Directions for this task >> Your task is to count the lines of the records that contain "content". Answer with the number and nothing else.
Start of Dataset records
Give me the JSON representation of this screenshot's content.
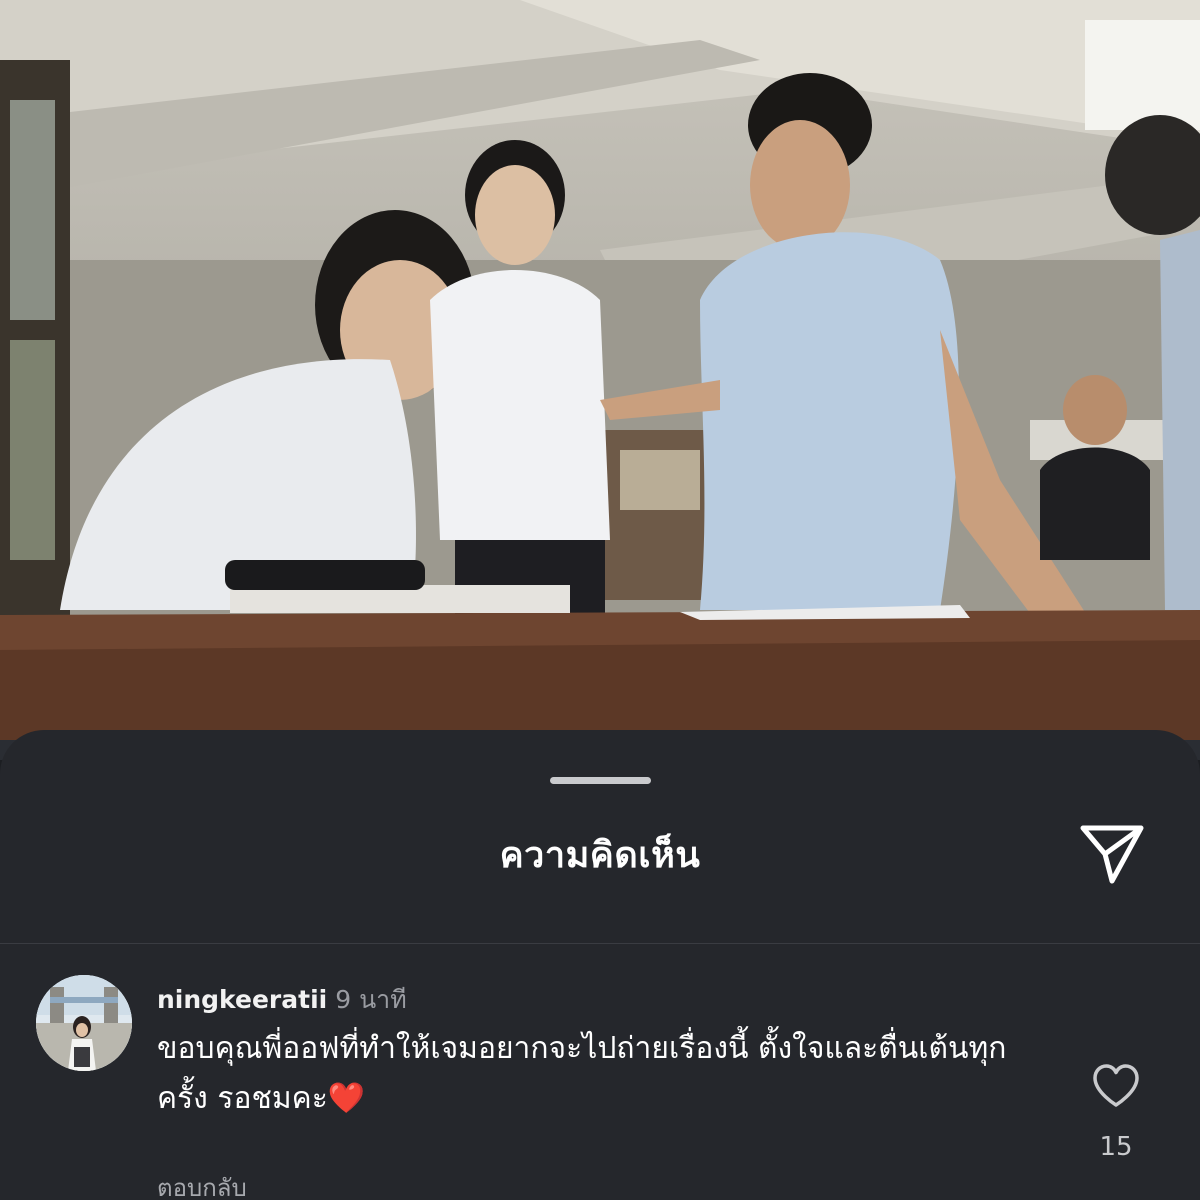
{
  "sheet": {
    "title": "ความคิดเห็น",
    "share_icon": "send-icon"
  },
  "comment": {
    "username": "ningkeeratii",
    "time": "9 นาที",
    "text": "ขอบคุณพี่ออฟที่ทำให้เจมอยากจะไปถ่ายเรื่องนี้ ตั้งใจและตื่นเต้นทุกครั้ง รอชมคะ❤️",
    "reply_label": "ตอบกลับ",
    "like_count": "15",
    "like_icon": "heart-icon",
    "avatar_icon": "avatar"
  },
  "colors": {
    "sheet_background": "#25272c",
    "text_primary": "#ffffff",
    "text_secondary": "#9a9ca2"
  }
}
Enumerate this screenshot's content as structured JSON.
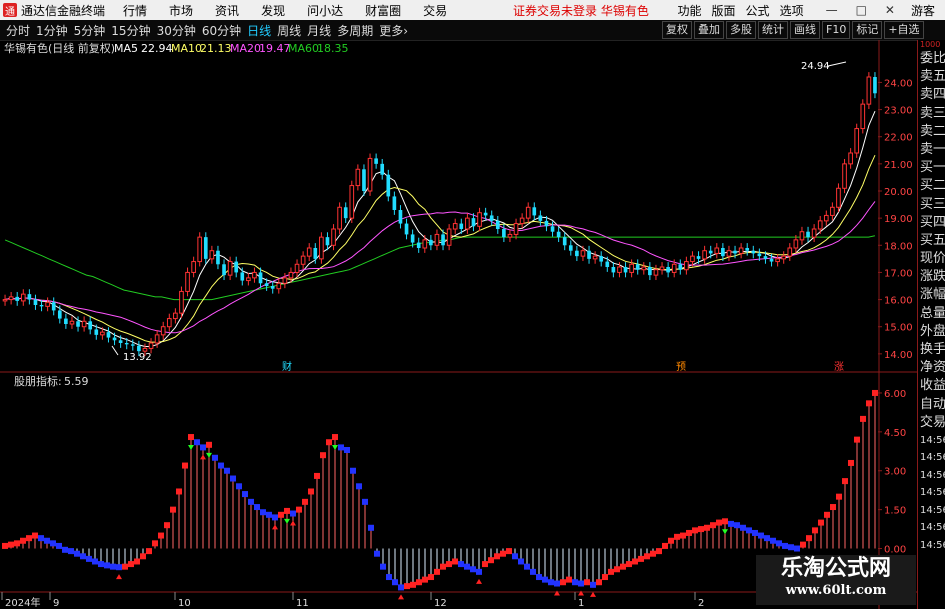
{
  "app": {
    "name": "通达信金融终端",
    "logo": "通"
  },
  "menu": [
    "行情",
    "市场",
    "资讯",
    "发现",
    "问小达",
    "财富圈",
    "交易"
  ],
  "notice": "证券交易未登录  华锡有色",
  "right_menu": [
    "功能",
    "版面",
    "公式",
    "选项"
  ],
  "window_controls": [
    "—",
    "□",
    "✕"
  ],
  "guest": "游客",
  "periods": [
    "分时",
    "1分钟",
    "5分钟",
    "15分钟",
    "30分钟",
    "60分钟",
    "日线",
    "周线",
    "月线",
    "多周期",
    "更多›"
  ],
  "active_period": "日线",
  "tool_buttons": [
    "复权",
    "叠加",
    "多股",
    "统计",
    "画线",
    "F10",
    "标记",
    "+自选"
  ],
  "sidebar": [
    "委比",
    "卖五",
    "卖四",
    "卖三",
    "卖二",
    "卖一",
    "买一",
    "买二",
    "买三",
    "买四",
    "买五",
    "现价",
    "涨跌",
    "涨幅",
    "总量",
    "外盘",
    "换手",
    "净资",
    "收益",
    "自动",
    "交易",
    "14:56",
    "14:56",
    "14:56",
    "14:56",
    "14:56",
    "14:56",
    "14:56"
  ],
  "sidebar_top": "1000",
  "watermark": {
    "line1": "乐淘公式网",
    "line2": "www.60lt.com"
  },
  "colors": {
    "up": "#ff3333",
    "down": "#22ddff",
    "ma5": "#ffffff",
    "ma10": "#ffff66",
    "ma20": "#ff55ff",
    "ma60": "#22cc22",
    "frame": "#8a1a1a",
    "blue_bar": "#2233ff",
    "green_arrow": "#22ff22"
  },
  "chart_data": [
    {
      "type": "candlestick",
      "title": "华锡有色(日线 前复权)",
      "legend": [
        {
          "name": "MA5",
          "value": "22.94"
        },
        {
          "name": "MA10",
          "value": "21.13"
        },
        {
          "name": "MA20",
          "value": "19.47"
        },
        {
          "name": "MA60",
          "value": "18.35"
        }
      ],
      "y_ticks": [
        "24.00",
        "23.00",
        "22.00",
        "21.00",
        "20.00",
        "19.00",
        "18.00",
        "17.00",
        "16.00",
        "15.00",
        "14.00"
      ],
      "ylim": [
        13.7,
        24.9
      ],
      "annotations": {
        "high": "24.94",
        "low": "13.92",
        "markers": [
          "财",
          "预",
          "涨"
        ]
      },
      "close": [
        16.0,
        16.1,
        15.95,
        16.2,
        16.0,
        15.8,
        15.75,
        15.9,
        15.6,
        15.3,
        15.1,
        15.2,
        15.0,
        15.2,
        14.9,
        14.7,
        14.8,
        14.6,
        14.5,
        14.4,
        14.35,
        14.3,
        14.1,
        14.2,
        14.4,
        14.7,
        15.0,
        15.3,
        15.5,
        16.3,
        17.0,
        17.4,
        18.3,
        17.5,
        17.8,
        17.3,
        16.9,
        17.4,
        17.0,
        16.7,
        16.8,
        17.0,
        16.6,
        16.5,
        16.4,
        16.6,
        16.8,
        17.0,
        17.3,
        17.6,
        17.9,
        17.5,
        18.3,
        18.0,
        18.6,
        19.4,
        19.0,
        20.2,
        20.8,
        20.0,
        21.2,
        21.0,
        20.6,
        19.8,
        19.3,
        18.8,
        18.4,
        18.1,
        17.9,
        18.2,
        18.0,
        18.4,
        18.0,
        18.6,
        18.8,
        18.6,
        19.0,
        18.7,
        19.2,
        19.1,
        18.9,
        18.6,
        18.3,
        18.4,
        18.8,
        19.0,
        19.4,
        19.1,
        18.9,
        18.7,
        18.5,
        18.3,
        18.0,
        17.8,
        17.6,
        17.8,
        17.5,
        17.6,
        17.4,
        17.2,
        17.0,
        17.2,
        17.0,
        17.3,
        17.1,
        17.2,
        16.9,
        17.1,
        17.2,
        17.0,
        17.3,
        17.1,
        17.4,
        17.6,
        17.5,
        17.8,
        17.7,
        17.9,
        17.6,
        17.8,
        17.7,
        17.9,
        17.8,
        17.7,
        17.6,
        17.5,
        17.4,
        17.5,
        17.6,
        17.9,
        18.2,
        18.5,
        18.3,
        18.6,
        18.9,
        19.1,
        19.4,
        20.1,
        21.0,
        21.4,
        22.3,
        23.2,
        24.2,
        23.6
      ],
      "ma60": [
        18.2,
        18.1,
        18.0,
        17.9,
        17.8,
        17.7,
        17.6,
        17.5,
        17.4,
        17.3,
        17.2,
        17.1,
        17.0,
        16.9,
        16.85,
        16.75,
        16.65,
        16.55,
        16.45,
        16.35,
        16.3,
        16.25,
        16.2,
        16.15,
        16.1,
        16.1,
        16.05,
        16.0,
        16.0,
        16.0,
        16.0,
        16.0,
        16.0,
        16.0,
        16.05,
        16.1,
        16.15,
        16.2,
        16.25,
        16.3,
        16.35,
        16.4,
        16.45,
        16.5,
        16.55,
        16.6,
        16.65,
        16.7,
        16.75,
        16.8,
        16.85,
        16.9,
        16.95,
        17.0,
        17.05,
        17.1,
        17.2,
        17.3,
        17.4,
        17.5,
        17.6,
        17.7,
        17.8,
        17.9,
        17.95,
        18.0,
        18.05,
        18.1,
        18.1,
        18.15,
        18.2,
        18.2,
        18.25,
        18.3,
        18.3,
        18.3,
        18.3,
        18.3,
        18.3,
        18.3,
        18.3,
        18.3,
        18.3,
        18.3,
        18.3,
        18.3,
        18.3,
        18.3,
        18.3,
        18.3,
        18.3,
        18.3,
        18.3,
        18.3,
        18.3,
        18.3,
        18.3,
        18.3,
        18.3,
        18.3,
        18.3,
        18.3,
        18.3,
        18.3,
        18.3,
        18.3,
        18.3,
        18.3,
        18.3,
        18.3,
        18.3,
        18.3,
        18.3,
        18.3,
        18.3,
        18.3,
        18.3,
        18.3,
        18.3,
        18.3,
        18.3,
        18.3,
        18.3,
        18.3,
        18.3,
        18.3,
        18.3,
        18.3,
        18.3,
        18.3,
        18.3,
        18.3,
        18.3,
        18.3,
        18.3,
        18.3,
        18.3,
        18.3,
        18.3,
        18.35
      ]
    },
    {
      "type": "bar",
      "title": "股朋指标",
      "value": "5.59",
      "y_ticks": [
        "6.00",
        "4.50",
        "3.00",
        "1.50",
        "0.00"
      ],
      "ylim": [
        -1.6,
        6.5
      ],
      "x_labels": [
        "2024年",
        "9",
        "10",
        "11",
        "12",
        "1",
        "2"
      ],
      "values": [
        0.1,
        0.15,
        0.2,
        0.3,
        0.4,
        0.5,
        0.4,
        0.3,
        0.2,
        0.1,
        -0.05,
        -0.1,
        -0.2,
        -0.3,
        -0.4,
        -0.5,
        -0.6,
        -0.65,
        -0.7,
        -0.72,
        -0.7,
        -0.6,
        -0.5,
        -0.3,
        -0.1,
        0.2,
        0.5,
        0.9,
        1.5,
        2.2,
        3.2,
        4.3,
        4.1,
        3.9,
        4.0,
        3.5,
        3.2,
        3.0,
        2.7,
        2.4,
        2.1,
        1.8,
        1.6,
        1.4,
        1.3,
        1.2,
        1.3,
        1.45,
        1.35,
        1.5,
        1.8,
        2.2,
        2.8,
        3.6,
        4.1,
        4.3,
        3.9,
        3.8,
        3.0,
        2.4,
        1.8,
        0.8,
        -0.2,
        -0.7,
        -1.1,
        -1.3,
        -1.5,
        -1.45,
        -1.4,
        -1.3,
        -1.2,
        -1.1,
        -0.9,
        -0.7,
        -0.6,
        -0.5,
        -0.6,
        -0.7,
        -0.8,
        -0.9,
        -0.6,
        -0.45,
        -0.3,
        -0.2,
        -0.1,
        -0.3,
        -0.5,
        -0.7,
        -0.9,
        -1.1,
        -1.2,
        -1.3,
        -1.35,
        -1.3,
        -1.2,
        -1.3,
        -1.35,
        -1.3,
        -1.4,
        -1.3,
        -1.1,
        -0.9,
        -0.8,
        -0.7,
        -0.6,
        -0.5,
        -0.4,
        -0.3,
        -0.2,
        -0.1,
        0.1,
        0.3,
        0.45,
        0.5,
        0.6,
        0.7,
        0.75,
        0.8,
        0.9,
        1.0,
        1.05,
        0.95,
        0.9,
        0.8,
        0.7,
        0.6,
        0.5,
        0.4,
        0.3,
        0.2,
        0.1,
        0.05,
        0.0,
        0.15,
        0.4,
        0.7,
        1.0,
        1.3,
        1.6,
        2.0,
        2.6,
        3.3,
        4.2,
        5.0,
        5.6,
        6.0
      ]
    }
  ]
}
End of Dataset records
Reply to the task >> 2